Seeking therapy doesn't mean you're weak—it's self-care that can help virtually everyone

Article by Mary Abel

Photography by Courtesy of RAFT Counseling

Originally published in Parker City Lifestyle

Are you feeling a little lost or lonely? Maybe struggling to get back out in the world after the COVID lockdown? Or maybe you just feel stuck in your career or relationship and aren’t sure what to do to get unstuck.

It’s been a rough few years and feeling out of sorts is completely normal. The good news is you don’t have to figure things out yourself. You can ask for help.

“We kind of went through this collective trauma,” says Amanda Turecek, LMFT, LAC and executive director of RAFT Consulting, which provides behavioral health services for a wide range of ages and issues. “All of the changes, the isolation, and the hardships that people are going through with the loss of jobs. On the other side of it, though, was that it also really normalized mental health. So we saw a huge surge in people reaching out to get connected.”
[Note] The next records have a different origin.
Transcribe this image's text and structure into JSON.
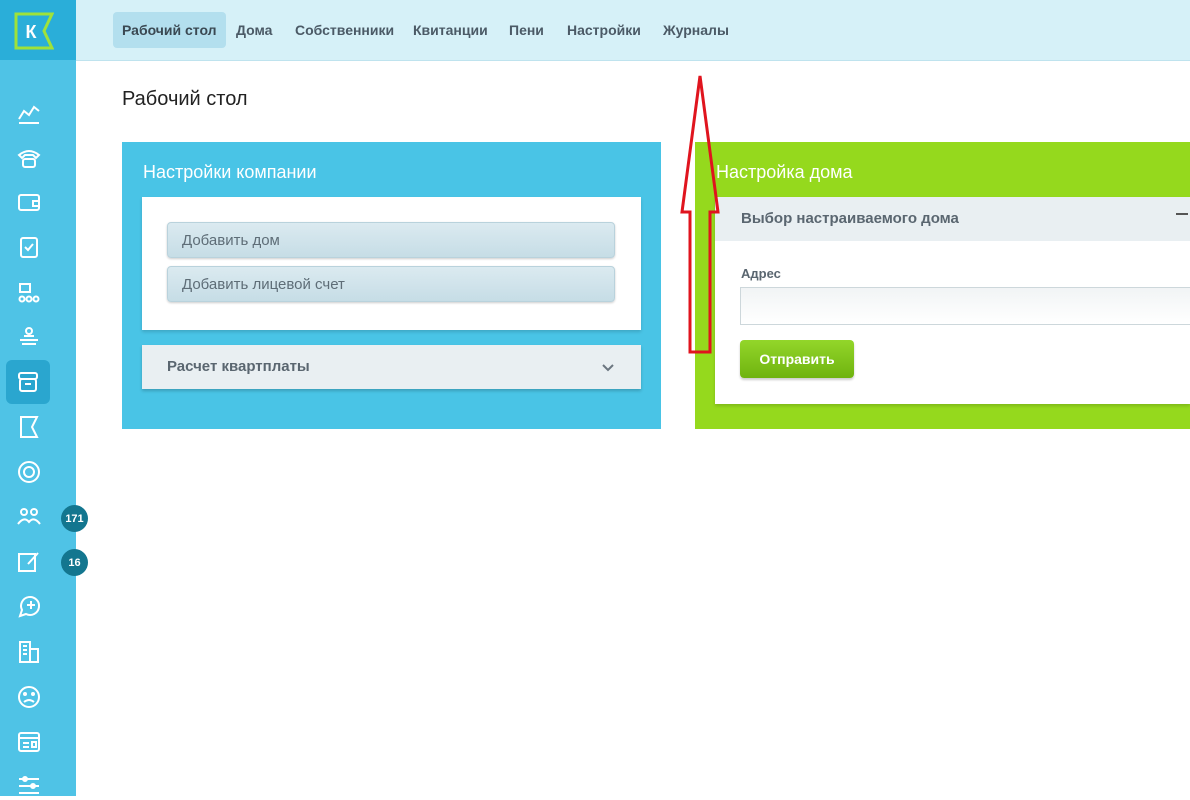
{
  "sidebar": {
    "logo_letter": "К",
    "icons": [
      "analytics-icon",
      "phone-icon",
      "wallet-icon",
      "clipboard-check-icon",
      "org-chart-icon",
      "cashier-icon",
      "archive-icon",
      "flag-icon",
      "coin-icon",
      "community-icon",
      "note-edit-icon",
      "chat-add-icon",
      "building-icon",
      "sad-face-icon",
      "dashboard-icon",
      "sliders-icon"
    ],
    "badges": {
      "community": "171",
      "notes": "16"
    }
  },
  "nav": {
    "items": [
      "Рабочий стол",
      "Дома",
      "Собственники",
      "Квитанции",
      "Пени",
      "Настройки",
      "Журналы"
    ],
    "active": "Рабочий стол"
  },
  "page": {
    "title": "Рабочий стол"
  },
  "company_card": {
    "title": "Настройки компании",
    "buttons": [
      "Добавить дом",
      "Добавить лицевой счет"
    ],
    "collapsed_section": "Расчет квартплаты"
  },
  "house_card": {
    "title": "Настройка дома",
    "panel_title": "Выбор настраиваемого дома",
    "address_label": "Адрес",
    "address_value": "",
    "submit_label": "Отправить"
  },
  "colors": {
    "sidebar": "#4fc3e6",
    "nav_bg": "#d6f1f8",
    "company_card": "#49c4e6",
    "house_card": "#95d91d",
    "submit": "#7cc41a",
    "annotation_arrow": "#e0141e"
  }
}
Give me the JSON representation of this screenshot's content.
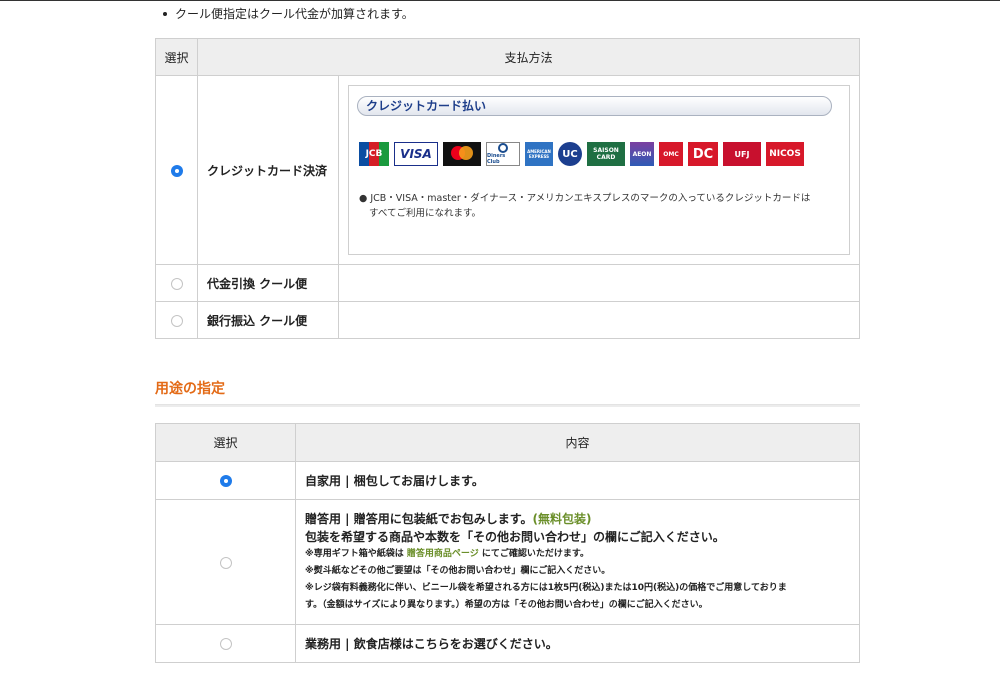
{
  "note": "クール便指定はクール代金が加算されます。",
  "payment_table": {
    "col_select": "選択",
    "col_method": "支払方法",
    "rows": [
      {
        "label": "クレジットカード決済",
        "selected": true
      },
      {
        "label": "代金引換 クール便",
        "selected": false
      },
      {
        "label": "銀行振込 クール便",
        "selected": false
      }
    ],
    "credit_box": {
      "title": "クレジットカード払い",
      "desc_line1": "JCB・VISA・master・ダイナース・アメリカンエキスプレスのマークの入っているクレジットカードは",
      "desc_line2": "すべてご利用になれます。",
      "logos": [
        "JCB",
        "VISA",
        "mastercard",
        "Diners Club",
        "AMERICAN EXPRESS",
        "UC",
        "SAISON CARD",
        "AEON",
        "OMC",
        "DC",
        "UFJ",
        "NICOS"
      ]
    }
  },
  "usage": {
    "section_title": "用途の指定",
    "col_select": "選択",
    "col_content": "内容",
    "rows": {
      "home": "自家用 | 梱包してお届けします。",
      "gift_line1": "贈答用 | 贈答用に包装紙でお包みします。",
      "gift_free": "(無料包装)",
      "gift_line2": "包装を希望する商品や本数を「その他お問い合わせ」の欄にご記入ください。",
      "gift_note1_a": "※専用ギフト箱や紙袋は",
      "gift_note1_link": "贈答用商品ページ",
      "gift_note1_b": "にてご確認いただけます。",
      "gift_note2": "※熨斗紙などその他ご要望は「その他お問い合わせ」欄にご記入ください。",
      "gift_note3": "※レジ袋有料義務化に伴い、ビニール袋を希望される方には1枚5円(税込)または10円(税込)の価格でご用意しておりま",
      "gift_note4": "す。（金額はサイズにより異なります。）希望の方は「その他お問い合わせ」の欄にご記入ください。",
      "business": "業務用 | 飲食店様はこちらをお選びください。"
    },
    "selected": "home"
  }
}
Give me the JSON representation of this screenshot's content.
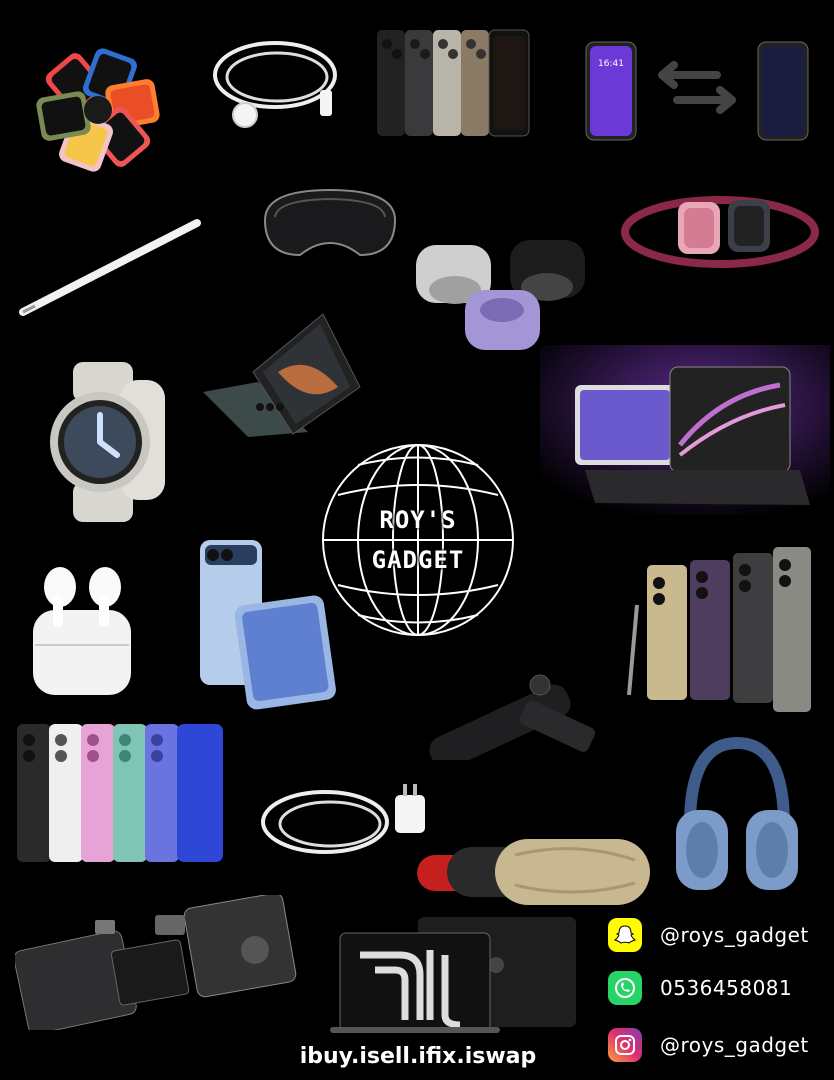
{
  "brand": {
    "line1": "ROY'S",
    "line2": "GADGET"
  },
  "contacts": [
    {
      "platform": "snapchat-icon",
      "text": "@roys_gadget",
      "color": "#FFFC00"
    },
    {
      "platform": "whatsapp-icon",
      "text": "0536458081",
      "color": "#25D366"
    },
    {
      "platform": "instagram-icon",
      "text": "@roys_gadget",
      "color": "#C13584"
    }
  ],
  "tagline": "ibuy.isell.ifix.iswap",
  "phone_screen_time": "16:41"
}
With a desire to help people, a love of connecting with people, and a history of working in community mental health centers, Amanda was already specializing and focusing in on crisis work. In 2018, she decided to go solo and started RAFT Consulting in Parker. “It started growing and I thought it was a great idea to start expanding in 2020. I joke about the timing, but it worked out beautifully. We’ve been able to meet the growing needs of the community and serve more clients as a team as we've grown.”

Amanda has been part of the Parker community for nearly 10 years and says her big focus is on expanding access to care. “Parker is an interesting area for that,” she says. “We have a lot of resources, but not necessarily a lot of the right resources.” For example, it can be difficult to find mental health services that accept Medicaid, “and we are able to fill that need. We accept Medicaid as well as multiple insurance companies.

The normalization of video meetings has also reduced the barrier to care, because not all clients can come to an office. “And all of a sudden, telehealth was a very normal, expected experience,” Amanda says. “So on the positive side of things, normalizing video sessions allow clients to get connected with someone right away. Even though we’re back in the office, at least 25 to 30% of our sessions are telehealth.”

Therapy isn’t just for serious mental health concerns or diagnoses; it can be beneficial for someone who's just experiencing the feeling of being “stuck.” “You know, I'm stuck. And I can't figure out how to create movement in different areas of my life, the variables could be relationships—work, personal life, life satisfaction, I just don't feel myself,” Amanda explains. “A lot of times people come to us when they are experiencing just that lack of connection with their loved ones. Like, he or she just doesn't get me.” Therapy can help create and support a sense of empowerment that promotes creating specific strategies to cope with hard decisions and emotions. So the next time life knocks you down, remember you don’t have to get back up alone. Be strong enough to ask for a helping hand.

Finding the right therapist can sometimes be the hardest part. If you don't know where to start, has one of the most comprehensive databases of licensed therapists. Just enter your zip code and sort by issues, types of therapy, price, and more.

  • The RAFT team (from left): Alex Able, Renee Struck, Tiffany Spencer, Ellie Coyle,  Amanda Turecek, and Ashley Larsen